By Zach Mottl
Cook, Madison and St. Clair counties just put Illinois on the map for being one of the worst “judicial hellholes” in the nation — again.
This discouraging, yet unsurprising news comes from the American Tort Reform Foundation’s newly released 2020 Judicial Hellholes report, an annual report that spotlights the jurisdictions where documented histories of lawsuit abuse have earned them reputations as judicial hellholes, and where constituents are forced to suffer the far-reaching impact of an imbalanced court system.
This year, Cook, Madison and St. Clair counties earned the No. 8 spot on the list of nine hellholes, down from No. 7 last year. While this can technically be viewed as progress, being labeled the nation’s eighth worst hellhole instead of the seventh is hardly what I would call an improvement to our reputation.
The report emphasizes the magnitude of Illinois’ unique problem with what is sometimes known as “no-injury” lawsuits. Each year, Cook, Madison and St. Clair County courtrooms allow a flood of lawsuits to be filed in which the person suing doesn’t actually claim that they’ve suffered an injury or been harmed. In other words, the bar is very low.
This issue is particularly prevalent in relation to Illinois’s unique Biometric Information Privacy Act, which allows any Illinoisan to seek damages if they aren’t informed or given a release when a company uses biometric data. One example of biometric data are facial scans used to unlock a phone.
In January 2019, the Illinois Supreme Court ruled in favor of a plaintiff who sued Six Flags for BIPA violations because the park collected his son’s fingerprints when they purchased a season pass in order to make entry and re-entry to the park easier.
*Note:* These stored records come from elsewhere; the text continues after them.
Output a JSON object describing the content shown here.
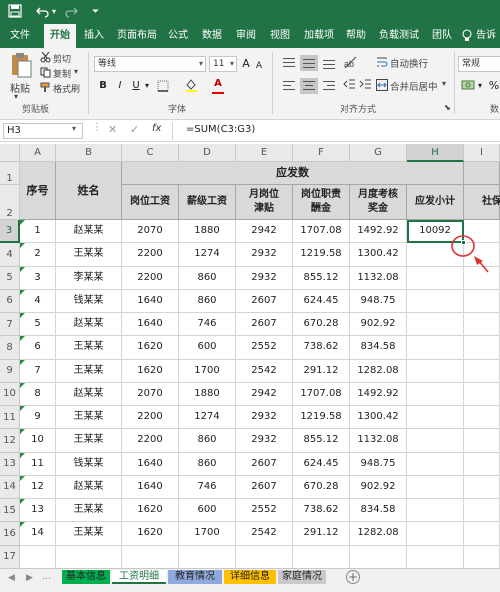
{
  "quick_access": {
    "save_icon": "save-icon",
    "undo_icon": "undo-icon",
    "redo_icon": "redo-icon"
  },
  "ribbon_tabs": [
    "文件",
    "开始",
    "插入",
    "页面布局",
    "公式",
    "数据",
    "审阅",
    "视图",
    "加载项",
    "帮助",
    "负载测试",
    "团队",
    "告诉"
  ],
  "active_tab": "开始",
  "clipboard": {
    "paste": "粘贴",
    "cut": "剪切",
    "copy": "复制",
    "format_painter": "格式刷",
    "group": "剪贴板"
  },
  "font": {
    "name": "等线",
    "size": "11",
    "bold": "B",
    "italic": "I",
    "underline": "U",
    "font_color_glyph": "A",
    "increase": "A",
    "decrease": "A",
    "group": "字体"
  },
  "alignment": {
    "wrap": "自动换行",
    "merge": "合并后居中",
    "group": "对齐方式"
  },
  "number": {
    "format": "常规",
    "group": "数"
  },
  "formula_bar": {
    "name_box": "H3",
    "formula": "=SUM(C3:G3)"
  },
  "columns": [
    "A",
    "B",
    "C",
    "D",
    "E",
    "F",
    "G",
    "H",
    "I"
  ],
  "rows": [
    "1",
    "2",
    "3",
    "4",
    "5",
    "6",
    "7",
    "8",
    "9",
    "10",
    "11",
    "12",
    "13",
    "14",
    "15",
    "16",
    "17"
  ],
  "table": {
    "seq_header": "序号",
    "name_header": "姓名",
    "group_header": "应发数",
    "sub_headers": [
      "岗位工资",
      "薪级工资",
      "月岗位津贴",
      "岗位职责酬金",
      "月度考核奖金",
      "应发小计",
      "社保"
    ],
    "rows": [
      [
        "1",
        "赵某某",
        "2070",
        "1880",
        "2942",
        "1707.08",
        "1492.92",
        "10092"
      ],
      [
        "2",
        "王某某",
        "2200",
        "1274",
        "2932",
        "1219.58",
        "1300.42",
        ""
      ],
      [
        "3",
        "李某某",
        "2200",
        "860",
        "2932",
        "855.12",
        "1132.08",
        ""
      ],
      [
        "4",
        "钱某某",
        "1640",
        "860",
        "2607",
        "624.45",
        "948.75",
        ""
      ],
      [
        "5",
        "赵某某",
        "1640",
        "746",
        "2607",
        "670.28",
        "902.92",
        ""
      ],
      [
        "6",
        "王某某",
        "1620",
        "600",
        "2552",
        "738.62",
        "834.58",
        ""
      ],
      [
        "7",
        "王某某",
        "1620",
        "1700",
        "2542",
        "291.12",
        "1282.08",
        ""
      ],
      [
        "8",
        "赵某某",
        "2070",
        "1880",
        "2942",
        "1707.08",
        "1492.92",
        ""
      ],
      [
        "9",
        "王某某",
        "2200",
        "1274",
        "2932",
        "1219.58",
        "1300.42",
        ""
      ],
      [
        "10",
        "王某某",
        "2200",
        "860",
        "2932",
        "855.12",
        "1132.08",
        ""
      ],
      [
        "11",
        "钱某某",
        "1640",
        "860",
        "2607",
        "624.45",
        "948.75",
        ""
      ],
      [
        "12",
        "赵某某",
        "1640",
        "746",
        "2607",
        "670.28",
        "902.92",
        ""
      ],
      [
        "13",
        "王某某",
        "1620",
        "600",
        "2552",
        "738.62",
        "834.58",
        ""
      ],
      [
        "14",
        "王某某",
        "1620",
        "1700",
        "2542",
        "291.12",
        "1282.08",
        ""
      ]
    ]
  },
  "sheet_tabs": [
    {
      "label": "基本信息",
      "color": "#00b050"
    },
    {
      "label": "工资明细",
      "color": "#ffffff",
      "active": true
    },
    {
      "label": "教育情况",
      "color": "#8ea9db"
    },
    {
      "label": "详细信息",
      "color": "#ffc000"
    },
    {
      "label": "家庭情况",
      "color": "#c9c9c9"
    }
  ],
  "colors": {
    "accent": "#217346",
    "annotation": "#e03030",
    "header_fill": "#d9d9d9"
  }
}
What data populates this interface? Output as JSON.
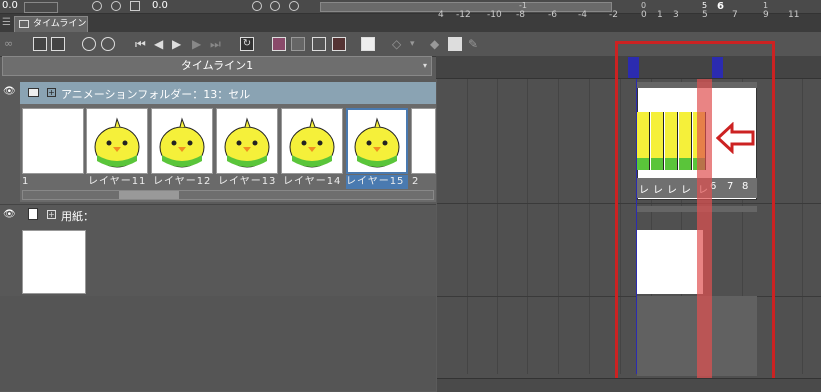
{
  "toolbar_top": {
    "value_left": "0.0",
    "value_mid": "0.0"
  },
  "tabs": [
    {
      "label": "タイムライン"
    }
  ],
  "timeline": {
    "name": "タイムライン1"
  },
  "ruler": {
    "labels": [
      "4",
      "-12",
      "-10",
      "-8",
      "-6",
      "-4",
      "-2",
      "0",
      "1",
      "3",
      "5",
      "7",
      "9",
      "11"
    ],
    "top_labels": [
      "-1",
      "0",
      "5",
      "6",
      "1"
    ]
  },
  "layers": [
    {
      "name": "アニメーションフォルダー：13：セル",
      "cells": [
        {
          "label": "1"
        },
        {
          "label": "レイヤー11"
        },
        {
          "label": "レイヤー12"
        },
        {
          "label": "レイヤー13"
        },
        {
          "label": "レイヤー14"
        },
        {
          "label": "レイヤー15"
        },
        {
          "label": "2"
        }
      ]
    },
    {
      "name": "用紙："
    }
  ],
  "frames": {
    "cell_labels": [
      "レ",
      "レ",
      "レ",
      "レ",
      "レ",
      "6",
      "7",
      "8"
    ]
  },
  "colors": {
    "accent": "#cc2222",
    "selection": "#4a7ab0",
    "playhead": "#e05050"
  }
}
This ruling solidified that a plaintiff does not need to have suffered actual harm in order to win a BIPA lawsuit.
As you can imagine, certain trial attorneys came running, seeking out businesses that use iris scans, fingerprints or various other facial recognition systems. If they find that a business hasn’t followed a small portion of the law in any way, they use that as the basis of their lawsuit, despite the fact that no one suffered any harm.
This has been detrimental to Illinois businesses who have been left vulnerable to these lawsuits. Even on a good day, the cost of litigation is enough to shut a small business down for good. And, given the current state of the economy, the targeted businesses don’t stand a chance. When a business shuts down for good, they take the jobs and services they once provided with them — a blow to the economy, and all Illinois residents.
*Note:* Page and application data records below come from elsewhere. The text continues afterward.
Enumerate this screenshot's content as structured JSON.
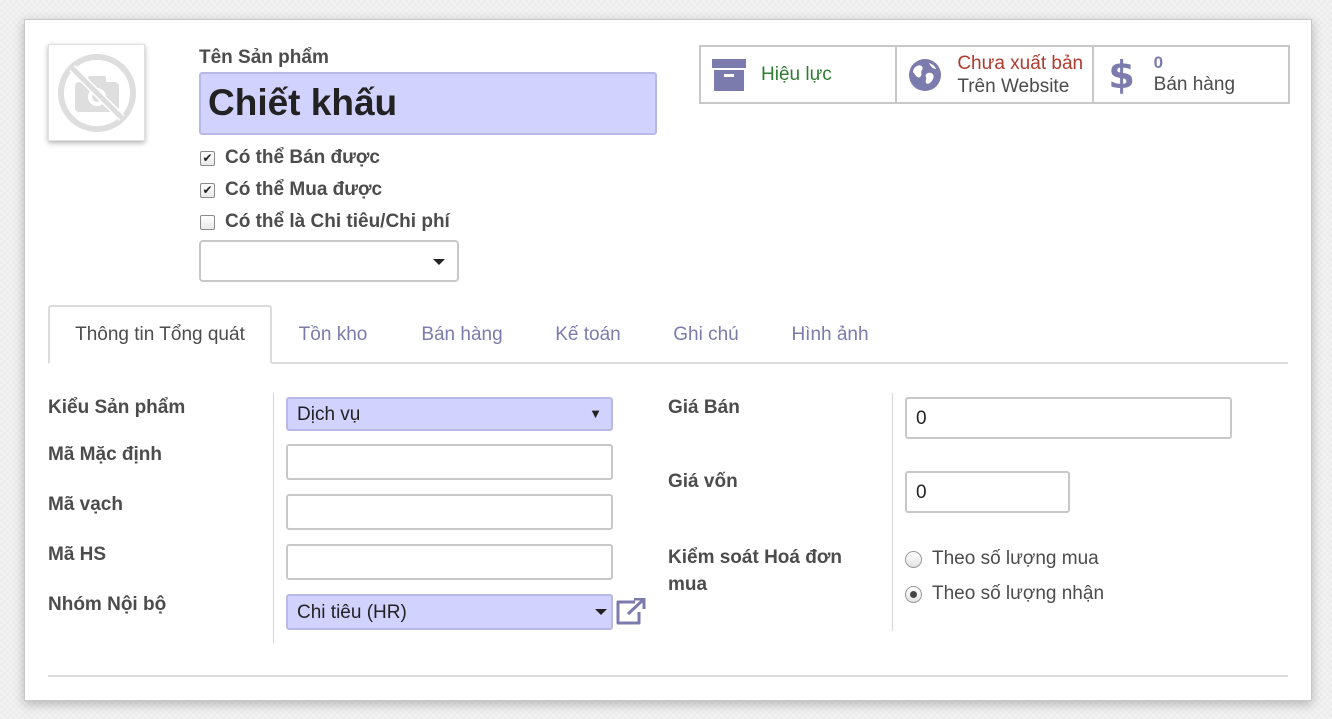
{
  "header": {
    "name_label": "Tên Sản phẩm",
    "name_value": "Chiết khấu",
    "checkboxes": [
      {
        "label": "Có thể Bán được",
        "checked": true
      },
      {
        "label": "Có thể Mua được",
        "checked": true
      },
      {
        "label": "Có thể là Chi tiêu/Chi phí",
        "checked": false
      }
    ],
    "extra_select_value": ""
  },
  "smart_buttons": {
    "active": {
      "label": "Hiệu lực",
      "icon": "archive-icon",
      "color": "#2e7d32"
    },
    "website": {
      "line1": "Chưa xuất bản",
      "line2": "Trên Website",
      "icon": "globe-icon",
      "line1_color": "#b03a2e"
    },
    "sales": {
      "count": "0",
      "label": "Bán hàng",
      "icon": "dollar-icon"
    }
  },
  "tabs": [
    {
      "label": "Thông tin Tổng quát",
      "active": true
    },
    {
      "label": "Tồn kho",
      "active": false
    },
    {
      "label": "Bán hàng",
      "active": false
    },
    {
      "label": "Kế toán",
      "active": false
    },
    {
      "label": "Ghi chú",
      "active": false
    },
    {
      "label": "Hình ảnh",
      "active": false
    }
  ],
  "left_fields": {
    "product_type": {
      "label": "Kiểu Sản phẩm",
      "value": "Dịch vụ"
    },
    "default_code": {
      "label": "Mã Mặc định",
      "value": ""
    },
    "barcode": {
      "label": "Mã vạch",
      "value": ""
    },
    "hs_code": {
      "label": "Mã HS",
      "value": ""
    },
    "internal_category": {
      "label": "Nhóm Nội bộ",
      "value": "Chi tiêu (HR)"
    }
  },
  "right_fields": {
    "sale_price": {
      "label": "Giá Bán",
      "value": "0"
    },
    "cost": {
      "label": "Giá vốn",
      "value": "0"
    },
    "purchase_control": {
      "label_line1": "Kiểm soát Hoá đơn",
      "label_line2": "mua",
      "options": [
        {
          "label": "Theo số lượng mua",
          "selected": false
        },
        {
          "label": "Theo số lượng nhận",
          "selected": true
        }
      ]
    }
  },
  "colors": {
    "accent": "#7c7bad",
    "highlight": "#d2d2ff",
    "icon": "#7c7bad"
  }
}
Rather than fixing this problem, Illinois lawmakers continue to create new ways for businesses to get sued through liability expanding policies, which the state legislature was considering before COVID-19 forced them to adjourn. If they move to expand liability further, the already high financial burden of doing business in Illinois will increase significantly, making our state unattractive to new businesses and a nightmare for the businesses that already exist.
It’s also a testament to how poorly our state’s legislature is serving its constituents. Recent polling shows that 80 percent of Illinois residents do not believe lawmakers are doing enough to combat lawsuit abuse. By expanding liability, lawmakers would not combat lawsuit abuse, they’d fuel it.
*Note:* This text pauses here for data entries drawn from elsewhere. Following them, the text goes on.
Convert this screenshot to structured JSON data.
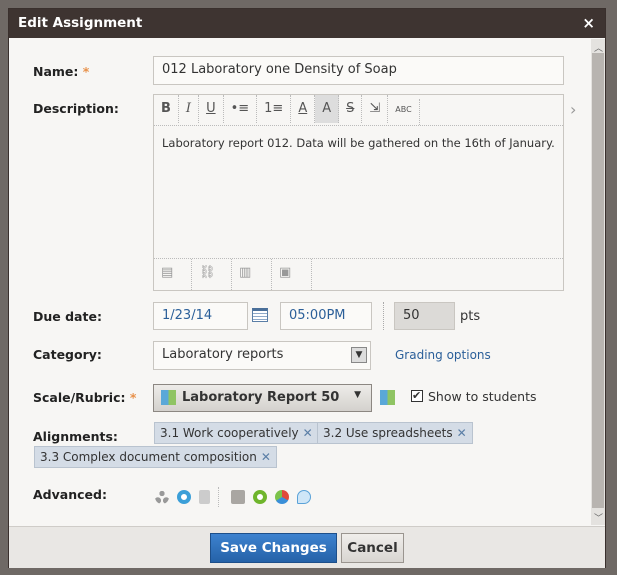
{
  "dialog": {
    "title": "Edit Assignment",
    "close": "×"
  },
  "name": {
    "label": "Name:",
    "required": "*",
    "value": "012 Laboratory one Density of Soap"
  },
  "description": {
    "label": "Description:",
    "toolbar": [
      "B",
      "I",
      "U",
      "•≡",
      "1≡",
      "A",
      "A",
      "S",
      "⇲",
      "ABC"
    ],
    "text": "Laboratory report 012. Data will be gathered on the 16th of January.",
    "more": "›"
  },
  "due": {
    "label": "Due date:",
    "date": "1/23/14",
    "time": "05:00PM",
    "points": "50",
    "points_unit": "pts"
  },
  "category": {
    "label": "Category:",
    "value": "Laboratory reports",
    "grading_link": "Grading options"
  },
  "scale": {
    "label": "Scale/Rubric:",
    "required": "*",
    "value": "Laboratory Report 50",
    "show_to_students": "Show to students",
    "checked": true
  },
  "alignments": {
    "label": "Alignments:",
    "tags": [
      "3.1 Work cooperatively",
      "3.2 Use spreadsheets",
      "3.3 Complex document composition"
    ],
    "remove": "✕"
  },
  "advanced": {
    "label": "Advanced:"
  },
  "footer": {
    "save": "Save Changes",
    "cancel": "Cancel"
  },
  "colors": {
    "header": "#3e3431",
    "save": "#2e6db4"
  }
}
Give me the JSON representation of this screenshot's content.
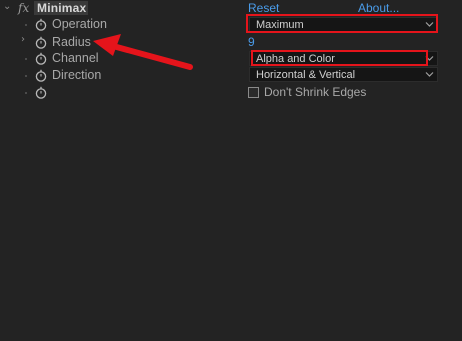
{
  "effect": {
    "fx_glyph": "fx",
    "name": "Minimax",
    "reset_label": "Reset",
    "about_label": "About..."
  },
  "properties": [
    {
      "label": "Operation",
      "value": "Maximum"
    },
    {
      "label": "Radius",
      "value": "9"
    },
    {
      "label": "Channel",
      "value": "Alpha and Color"
    },
    {
      "label": "Direction",
      "value": "Horizontal & Vertical"
    }
  ],
  "checkbox": {
    "label": "Don't Shrink Edges",
    "checked": false
  },
  "colors": {
    "background": "#232323",
    "link": "#4a9be8",
    "highlight": "#e5141b"
  }
}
The Hellholes Report also reveals that, of all the counties in the United States, all three of these Illinois counties are in the Top 10 counties for the highest number of asbestos lawsuits filed. If that isn’t a testament for just how plaintiff-friendly our state is and how low our evidentiary standards are, I don’t know what is.
In 2021, we must get rid of lawsuit abuse in these counties. The excessive tort costs that come with this lawsuit-friendly behavior are a burden for all Illinois residents, taking away an estimated 100,000 jobs a year and $6.2 billion in personal income.
It’s time that our legislature listens to the vast majority of its constituents and stops the abuses of our state’s civil justice system. If they do, perhaps we can get off the judicial hellholes list in 2021.